Here are three of the week's top pieces of financial insight, gathered from around the web:

'Pandemic bonds' fail to provide aid
Despite a worldwide total of more than 3,000 deaths from coronavirus, bonds designed to provide aid in case of pandemic are yet to be triggered, said Mark Baker at Euromoney. So-called pandemic bonds were created by the World Bank after "a slow and ineffective reaction to a bad outbreak of Ebola in 2014." The bonds are held by investors who bet that their high interest payments outweigh the chances of paying out in case of a global epidemic. If a severe epidemic strikes, investors' money is taken to aid the medical response in developing countries, based on a complex formula; for instance, some of the bonds will lose 75 percent of their value "in the event of a global outbreak" with more than 750 deaths. However, the elaborate rules mean that no country is yet eligible for help. The bonds have paid out three times before, all in cases of Ebola.
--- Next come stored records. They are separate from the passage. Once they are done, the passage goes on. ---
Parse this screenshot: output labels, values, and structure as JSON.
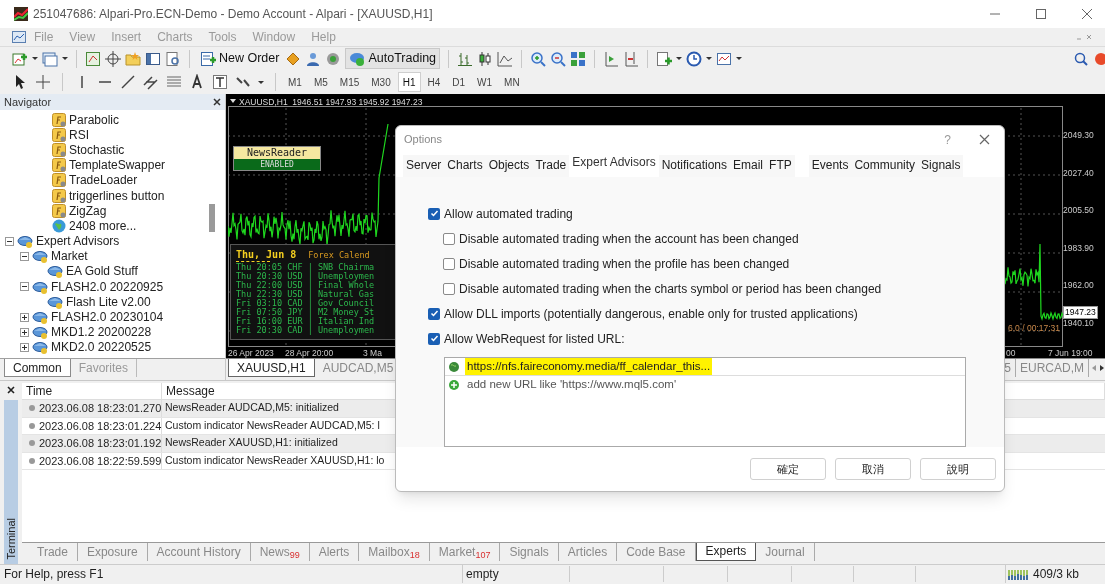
{
  "window": {
    "title": "251047686: Alpari-Pro.ECN-Demo - Demo Account - Alpari - [XAUUSD,H1]"
  },
  "menu": [
    "File",
    "View",
    "Insert",
    "Charts",
    "Tools",
    "Window",
    "Help"
  ],
  "toolbar": {
    "new_order": "New Order",
    "autotrading": "AutoTrading"
  },
  "timeframes": [
    {
      "label": "M1",
      "selected": false
    },
    {
      "label": "M5",
      "selected": false
    },
    {
      "label": "M15",
      "selected": false
    },
    {
      "label": "M30",
      "selected": false
    },
    {
      "label": "H1",
      "selected": true
    },
    {
      "label": "H4",
      "selected": false
    },
    {
      "label": "D1",
      "selected": false
    },
    {
      "label": "W1",
      "selected": false
    },
    {
      "label": "MN",
      "selected": false
    }
  ],
  "navigator": {
    "title": "Navigator",
    "indicator_items": [
      {
        "label": "Parabolic",
        "kind": "indicator"
      },
      {
        "label": "RSI",
        "kind": "indicator"
      },
      {
        "label": "Stochastic",
        "kind": "indicator"
      },
      {
        "label": "TemplateSwapper",
        "kind": "indicator"
      },
      {
        "label": "TradeLoader",
        "kind": "indicator"
      },
      {
        "label": "triggerlines button",
        "kind": "indicator"
      },
      {
        "label": "ZigZag",
        "kind": "indicator"
      },
      {
        "label": "2408 more...",
        "kind": "more"
      }
    ],
    "tree": [
      {
        "label": "Expert Advisors",
        "expanded": true,
        "children": [
          {
            "label": "Market",
            "expanded": true,
            "children": [
              {
                "label": "EA Gold Stuff"
              }
            ]
          },
          {
            "label": "FLASH2.0 20220925",
            "expanded": true,
            "children": [
              {
                "label": "Flash Lite v2.00"
              }
            ]
          },
          {
            "label": "FLASH2.0 20230104",
            "expanded": false
          },
          {
            "label": "MKD1.2 20200228",
            "expanded": false
          },
          {
            "label": "MKD2.0 20220525",
            "expanded": false
          }
        ]
      }
    ],
    "tabs": [
      {
        "label": "Common",
        "selected": true
      },
      {
        "label": "Favorites",
        "selected": false
      }
    ]
  },
  "chart": {
    "header": "XAUUSD,H1  1946.51 1947.93 1945.92 1947.23",
    "indicator_badge": {
      "name": "NewsReader",
      "status": "ENABLED"
    },
    "calendar": {
      "date": "Thu, Jun 8",
      "title": "Forex Calend",
      "rows": [
        "Thu 20:05 CHF | SNB Chairma",
        "Thu 20:30 USD | Unemploymen",
        "Thu 22:00 USD | Final Whole",
        "Thu 22:30 USD | Natural Gas",
        "Fri 03:10 CAD | Gov Council",
        "Fri 07:50 JPY | M2 Money St",
        "Fri 16:00 EUR | Italian Ind",
        "Fri 20:30 CAD | Unemploymen"
      ]
    },
    "price_labels": [
      {
        "text": "2049.30",
        "kind": "tick"
      },
      {
        "text": "2027.40",
        "kind": "tick"
      },
      {
        "text": "2005.50",
        "kind": "tick"
      },
      {
        "text": "1983.90",
        "kind": "tick"
      },
      {
        "text": "1962.00",
        "kind": "tick"
      },
      {
        "text": "1947.23",
        "kind": "current"
      },
      {
        "text": "1940.10",
        "kind": "tick"
      }
    ],
    "time_labels": [
      "26 Apr 2023",
      "28 Apr 20:00",
      "3 Ma",
      "00",
      "7 Jun 19:00"
    ],
    "countdown": "6.0 / 00:17:31"
  },
  "chart_tabs": [
    {
      "label": "XAUUSD,H1",
      "selected": true
    },
    {
      "label": "AUDCAD,M5",
      "selected": false
    },
    {
      "label": "5",
      "selected": false
    },
    {
      "label": "EURCAD,M",
      "selected": false
    }
  ],
  "terminal": {
    "title": "Terminal",
    "columns": [
      "Time",
      "Message"
    ],
    "rows": [
      {
        "time": "2023.06.08 18:23:01.270",
        "message": "NewsReader AUDCAD,M5: initialized"
      },
      {
        "time": "2023.06.08 18:23:01.224",
        "message": "Custom indicator NewsReader AUDCAD,M5: l"
      },
      {
        "time": "2023.06.08 18:23:01.192",
        "message": "NewsReader XAUUSD,H1: initialized"
      },
      {
        "time": "2023.06.08 18:22:59.599",
        "message": "Custom indicator NewsReader XAUUSD,H1: lo"
      }
    ],
    "tabs": [
      {
        "label": "Trade",
        "selected": false
      },
      {
        "label": "Exposure",
        "selected": false
      },
      {
        "label": "Account History",
        "selected": false
      },
      {
        "label": "News",
        "count": "99",
        "selected": false
      },
      {
        "label": "Alerts",
        "selected": false
      },
      {
        "label": "Mailbox",
        "count": "18",
        "selected": false
      },
      {
        "label": "Market",
        "count": "107",
        "selected": false
      },
      {
        "label": "Signals",
        "selected": false
      },
      {
        "label": "Articles",
        "selected": false
      },
      {
        "label": "Code Base",
        "selected": false
      },
      {
        "label": "Experts",
        "selected": true
      },
      {
        "label": "Journal",
        "selected": false
      }
    ]
  },
  "status_bar": {
    "help": "For Help, press F1",
    "profile": "empty",
    "traffic": "409/3 kb"
  },
  "dialog": {
    "title": "Options",
    "help": "?",
    "tabs": [
      {
        "label": "Server",
        "selected": false
      },
      {
        "label": "Charts",
        "selected": false
      },
      {
        "label": "Objects",
        "selected": false
      },
      {
        "label": "Trade",
        "selected": false
      },
      {
        "label": "Expert Advisors",
        "selected": true
      },
      {
        "label": "Notifications",
        "selected": false
      },
      {
        "label": "Email",
        "selected": false
      },
      {
        "label": "FTP",
        "selected": false
      },
      {
        "label": "Events",
        "selected": false
      },
      {
        "label": "Community",
        "selected": false
      },
      {
        "label": "Signals",
        "selected": false
      }
    ],
    "options": [
      {
        "label": "Allow automated trading",
        "checked": true,
        "children": [
          {
            "label": "Disable automated trading when the account has been changed",
            "checked": false
          },
          {
            "label": "Disable automated trading when the profile has been changed",
            "checked": false
          },
          {
            "label": "Disable automated trading when the charts symbol or period has been changed",
            "checked": false
          }
        ]
      },
      {
        "label": "Allow DLL imports (potentially dangerous, enable only for trusted applications)",
        "checked": true
      },
      {
        "label": "Allow WebRequest for listed URL:",
        "checked": true
      }
    ],
    "urls": [
      {
        "text": "https://nfs.faireconomy.media/ff_calendar_this...",
        "kind": "url",
        "highlighted": true
      },
      {
        "text": "add new URL like 'https://www.mql5.com'",
        "kind": "add",
        "highlighted": false
      }
    ],
    "buttons": [
      "確定",
      "取消",
      "說明"
    ]
  }
}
A lousy deal, delivered via app
Your favorite delivery app might be seriously costing you, said Brian Chen at The New York Times. I tested ­DoorDash, Postmates, ­GrubHub, and Uber Eats, using "all four apps to make identical orders from four restaurants," to check the markups. An order of two turkey sandwiches from a nearby Subway would have cost $13.21 (tax included) at the restaurant. But on Uber Eats, the total was $25.25 — a 91 percent markup, including a $3 "miscellaneous" fee. And that's not including the tip. It's not just extra fees that are costly; menu prices on the apps can also be inflated to cover delivery. A family meal at Panda Express cost $39 on site, but "the price was listed at $44.85 on Postmates and $47.10 on Uber Eats, ­DoorDash, and ­GrubHub." Uber's service charges were the highest, and least predictable.
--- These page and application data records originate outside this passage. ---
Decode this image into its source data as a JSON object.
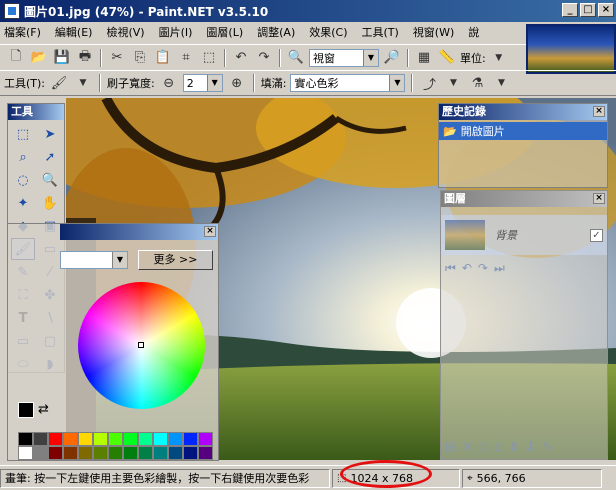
{
  "window": {
    "title": "圖片01.jpg (47%) - Paint.NET v3.5.10",
    "buttons": [
      "_",
      "□",
      "×"
    ]
  },
  "menu": [
    "檔案(F)",
    "編輯(E)",
    "檢視(V)",
    "圖片(I)",
    "圖層(L)",
    "調整(A)",
    "效果(C)",
    "工具(T)",
    "視窗(W)",
    "說"
  ],
  "toolbar1": {
    "zoom_value": "視窗",
    "units_label": "單位:"
  },
  "toolbar2": {
    "tool_label": "工具(T):",
    "brush_width_label": "刷子寬度:",
    "brush_width_value": "2",
    "fill_label": "填滿:",
    "fill_value": "實心色彩"
  },
  "tools_panel": {
    "title": "工具"
  },
  "colors_panel": {
    "more_button": "更多 >>"
  },
  "history_panel": {
    "title": "歷史記錄",
    "items": [
      "開啟圖片"
    ]
  },
  "layers_panel": {
    "title": "圖層",
    "layer_name": "背景"
  },
  "status": {
    "hint": "畫筆: 按一下左鍵使用主要色彩繪製，按一下右鍵使用次要色彩",
    "image_size": "1024 x 768",
    "cursor_position": "566, 766"
  },
  "colors": {
    "titlebar": "#0a246a",
    "highlight_oval": "#e21010",
    "palette": [
      "#000000",
      "#404040",
      "#ff0000",
      "#ff6a00",
      "#ffd800",
      "#b6ff00",
      "#4cff00",
      "#00ff21",
      "#00ff90",
      "#00ffff",
      "#0094ff",
      "#0026ff",
      "#b200ff",
      "#ffffff",
      "#808080",
      "#7f0000",
      "#7f3300",
      "#7f6a00",
      "#5b7f00",
      "#267f00",
      "#007f0e",
      "#007f46",
      "#007f7f",
      "#004a7f",
      "#00137f",
      "#57007f"
    ]
  }
}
The secondhand bag bubble
Prices for Hermès handbags are skyrocketing, said Carol Ryan at The Wall Street Journal, and that's become a problem for the French luxury house. With production of two models, the Birkin and Kelly, kept at just 120,000 per year, boutiques are left "empty-handed more often than not," and e-commerce is filling the void. Hermès, along with watchmakers Rolex and Patek Philippe, "is one of the few brands whose goods are more expensive to buy used than new." That means "a customer who pays $12,000 for a basic Birkin 35 cm calfskin in a boutique today could immediately sell it to a dealer for around $14,000." Dealers then turn to Instagram to sell the same bag for $18,000 to $22,000.
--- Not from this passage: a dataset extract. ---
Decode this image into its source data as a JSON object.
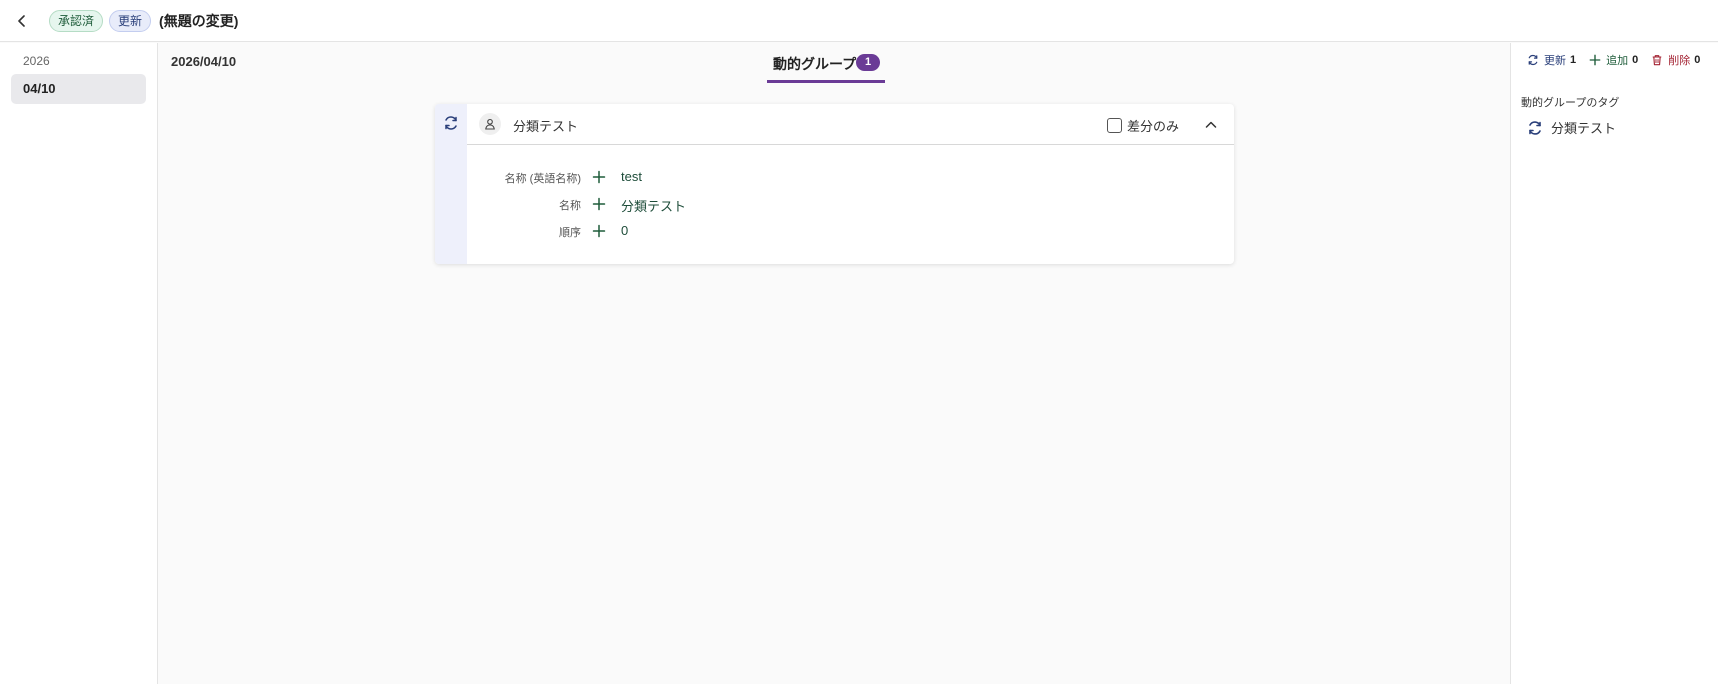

This article was first published in the latest issue of The Week magazine. If you want to read more like it, try the magazine for a month here.